◆ Aim of the task ◆
What you give back must match the data character for character.

========================================

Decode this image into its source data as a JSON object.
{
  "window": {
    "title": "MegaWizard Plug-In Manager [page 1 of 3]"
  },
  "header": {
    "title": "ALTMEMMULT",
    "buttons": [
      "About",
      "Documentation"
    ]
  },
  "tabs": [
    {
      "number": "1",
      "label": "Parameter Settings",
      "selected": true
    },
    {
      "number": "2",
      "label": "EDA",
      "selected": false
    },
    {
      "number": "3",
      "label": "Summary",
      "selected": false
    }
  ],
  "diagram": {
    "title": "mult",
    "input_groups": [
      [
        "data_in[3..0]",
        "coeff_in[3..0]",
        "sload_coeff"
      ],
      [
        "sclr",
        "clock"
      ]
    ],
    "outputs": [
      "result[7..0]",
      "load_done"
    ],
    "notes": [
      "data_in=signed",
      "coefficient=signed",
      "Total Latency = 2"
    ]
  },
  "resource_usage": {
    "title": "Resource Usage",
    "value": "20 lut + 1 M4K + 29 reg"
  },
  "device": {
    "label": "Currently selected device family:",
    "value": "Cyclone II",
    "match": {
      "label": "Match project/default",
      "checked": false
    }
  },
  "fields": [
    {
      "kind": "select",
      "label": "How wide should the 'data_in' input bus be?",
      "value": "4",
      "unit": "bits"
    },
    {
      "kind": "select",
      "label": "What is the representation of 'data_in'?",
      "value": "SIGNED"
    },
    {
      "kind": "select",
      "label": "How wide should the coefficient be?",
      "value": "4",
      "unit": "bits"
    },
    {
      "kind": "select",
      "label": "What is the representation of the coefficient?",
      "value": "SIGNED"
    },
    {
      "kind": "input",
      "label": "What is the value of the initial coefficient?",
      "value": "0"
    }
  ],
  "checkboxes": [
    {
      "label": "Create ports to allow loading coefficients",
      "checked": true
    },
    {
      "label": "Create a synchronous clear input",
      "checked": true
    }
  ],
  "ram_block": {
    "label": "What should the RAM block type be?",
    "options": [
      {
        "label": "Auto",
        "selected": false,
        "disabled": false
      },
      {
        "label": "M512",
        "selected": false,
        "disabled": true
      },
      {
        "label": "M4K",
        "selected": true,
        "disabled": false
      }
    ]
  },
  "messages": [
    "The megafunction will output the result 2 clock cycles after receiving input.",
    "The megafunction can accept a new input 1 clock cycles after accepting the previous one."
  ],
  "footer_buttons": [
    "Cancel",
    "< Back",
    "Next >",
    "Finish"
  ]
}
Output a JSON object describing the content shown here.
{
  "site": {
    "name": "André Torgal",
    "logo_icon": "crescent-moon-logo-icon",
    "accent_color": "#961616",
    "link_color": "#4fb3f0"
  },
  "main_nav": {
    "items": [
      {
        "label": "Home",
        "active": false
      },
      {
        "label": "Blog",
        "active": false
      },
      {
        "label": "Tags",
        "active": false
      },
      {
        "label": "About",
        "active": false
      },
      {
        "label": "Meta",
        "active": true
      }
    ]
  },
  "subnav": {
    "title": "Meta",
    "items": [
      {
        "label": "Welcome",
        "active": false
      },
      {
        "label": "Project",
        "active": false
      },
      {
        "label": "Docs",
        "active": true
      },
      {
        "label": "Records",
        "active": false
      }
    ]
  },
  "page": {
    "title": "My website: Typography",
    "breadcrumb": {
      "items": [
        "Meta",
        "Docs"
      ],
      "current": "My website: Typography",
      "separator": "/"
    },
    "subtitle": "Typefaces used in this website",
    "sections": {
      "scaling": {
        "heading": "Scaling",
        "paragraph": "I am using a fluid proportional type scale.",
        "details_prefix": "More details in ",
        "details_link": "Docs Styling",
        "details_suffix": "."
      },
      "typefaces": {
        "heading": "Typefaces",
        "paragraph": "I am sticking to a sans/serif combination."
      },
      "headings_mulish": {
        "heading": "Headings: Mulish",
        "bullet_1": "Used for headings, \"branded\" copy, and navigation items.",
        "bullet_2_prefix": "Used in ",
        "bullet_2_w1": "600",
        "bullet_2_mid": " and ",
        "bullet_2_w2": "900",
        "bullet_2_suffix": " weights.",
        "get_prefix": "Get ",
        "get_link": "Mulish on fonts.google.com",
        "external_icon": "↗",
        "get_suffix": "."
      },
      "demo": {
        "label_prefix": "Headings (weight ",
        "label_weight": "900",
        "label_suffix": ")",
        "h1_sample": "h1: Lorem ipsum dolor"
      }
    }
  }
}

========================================

◆ Finished exercise ◆
Decode this image into its source data as a JSON object.
{
  "window": {
    "title": "MegaWizard Plug-In Manager [page 1 of 3]"
  },
  "header": {
    "title": "ALTMEMMULT",
    "buttons": [
      "About",
      "Documentation"
    ]
  },
  "tabs": [
    {
      "number": "1",
      "label": "Parameter Settings",
      "selected": true
    },
    {
      "number": "2",
      "label": "EDA",
      "selected": false
    },
    {
      "number": "3",
      "label": "Summary",
      "selected": false
    }
  ],
  "diagram": {
    "title": "mult",
    "input_groups": [
      [
        "data_in[3..0]",
        "coeff_in[3..0]",
        "sload_coeff"
      ],
      [
        "sclr",
        "clock"
      ]
    ],
    "outputs": [
      "result[7..0]",
      "load_done"
    ],
    "notes": [
      "data_in=signed",
      "coefficient=signed",
      "Total Latency = 2"
    ]
  },
  "resource_usage": {
    "title": "Resource Usage",
    "value": "20 lut + 1 M4K + 29 reg"
  },
  "device": {
    "label": "Currently selected device family:",
    "value": "Cyclone II",
    "match": {
      "label": "Match project/default",
      "checked": false
    }
  },
  "fields": [
    {
      "kind": "select",
      "label": "How wide should the 'data_in' input bus be?",
      "value": "4",
      "unit": "bits"
    },
    {
      "kind": "select",
      "label": "What is the representation of 'data_in'?",
      "value": "SIGNED"
    },
    {
      "kind": "select",
      "label": "How wide should the coefficient be?",
      "value": "4",
      "unit": "bits"
    },
    {
      "kind": "select",
      "label": "What is the representation of the coefficient?",
      "value": "SIGNED"
    },
    {
      "kind": "input",
      "label": "What is the value of the initial coefficient?",
      "value": "0"
    }
  ],
  "checkboxes": [
    {
      "label": "Create ports to allow loading coefficients",
      "checked": true
    },
    {
      "label": "Create a synchronous clear input",
      "checked": true
    }
  ],
  "ram_block": {
    "label": "What should the RAM block type be?",
    "options": [
      {
        "label": "Auto",
        "selected": false,
        "disabled": false
      },
      {
        "label": "M512",
        "selected": false,
        "disabled": true
      },
      {
        "label": "M4K",
        "selected": true,
        "disabled": false
      }
    ]
  },
  "messages": [
    "The megafunction will output the result 2 clock cycles after receiving input.",
    "The megafunction can accept a new input 1 clock cycles after accepting the previous one."
  ],
  "footer_buttons": [
    "Cancel",
    "< Back",
    "Next >",
    "Finish"
  ]
}
Output a JSON object describing the content shown here.
{
  "site": {
    "name": "André Torgal",
    "logo_icon": "crescent-moon-logo-icon",
    "accent_color": "#961616",
    "link_color": "#4fb3f0"
  },
  "main_nav": {
    "items": [
      {
        "label": "Home",
        "active": false
      },
      {
        "label": "Blog",
        "active": false
      },
      {
        "label": "Tags",
        "active": false
      },
      {
        "label": "About",
        "active": false
      },
      {
        "label": "Meta",
        "active": true
      }
    ]
  },
  "subnav": {
    "title": "Meta",
    "items": [
      {
        "label": "Welcome",
        "active": false
      },
      {
        "label": "Project",
        "active": false
      },
      {
        "label": "Docs",
        "active": true
      },
      {
        "label": "Records",
        "active": false
      }
    ]
  },
  "page": {
    "title": "My website: Typography",
    "breadcrumb": {
      "items": [
        "Meta",
        "Docs"
      ],
      "current": "My website: Typography",
      "separator": "/"
    },
    "subtitle": "Typefaces used in this website",
    "sections": {
      "scaling": {
        "heading": "Scaling",
        "paragraph": "I am using a fluid proportional type scale.",
        "details_prefix": "More details in ",
        "details_link": "Docs Styling",
        "details_suffix": "."
      },
      "typefaces": {
        "heading": "Typefaces",
        "paragraph": "I am sticking to a sans/serif combination."
      },
      "headings_mulish": {
        "heading": "Headings: Mulish",
        "bullet_1": "Used for headings, \"branded\" copy, and navigation items.",
        "bullet_2_prefix": "Used in ",
        "bullet_2_w1": "600",
        "bullet_2_mid": " and ",
        "bullet_2_w2": "900",
        "bullet_2_suffix": " weights.",
        "get_prefix": "Get ",
        "get_link": "Mulish on fonts.google.com",
        "external_icon": "↗",
        "get_suffix": "."
      },
      "demo": {
        "label_prefix": "Headings (weight ",
        "label_weight": "900",
        "label_suffix": ")",
        "h1_sample": "h1: Lorem ipsum dolor"
      }
    }
  }
}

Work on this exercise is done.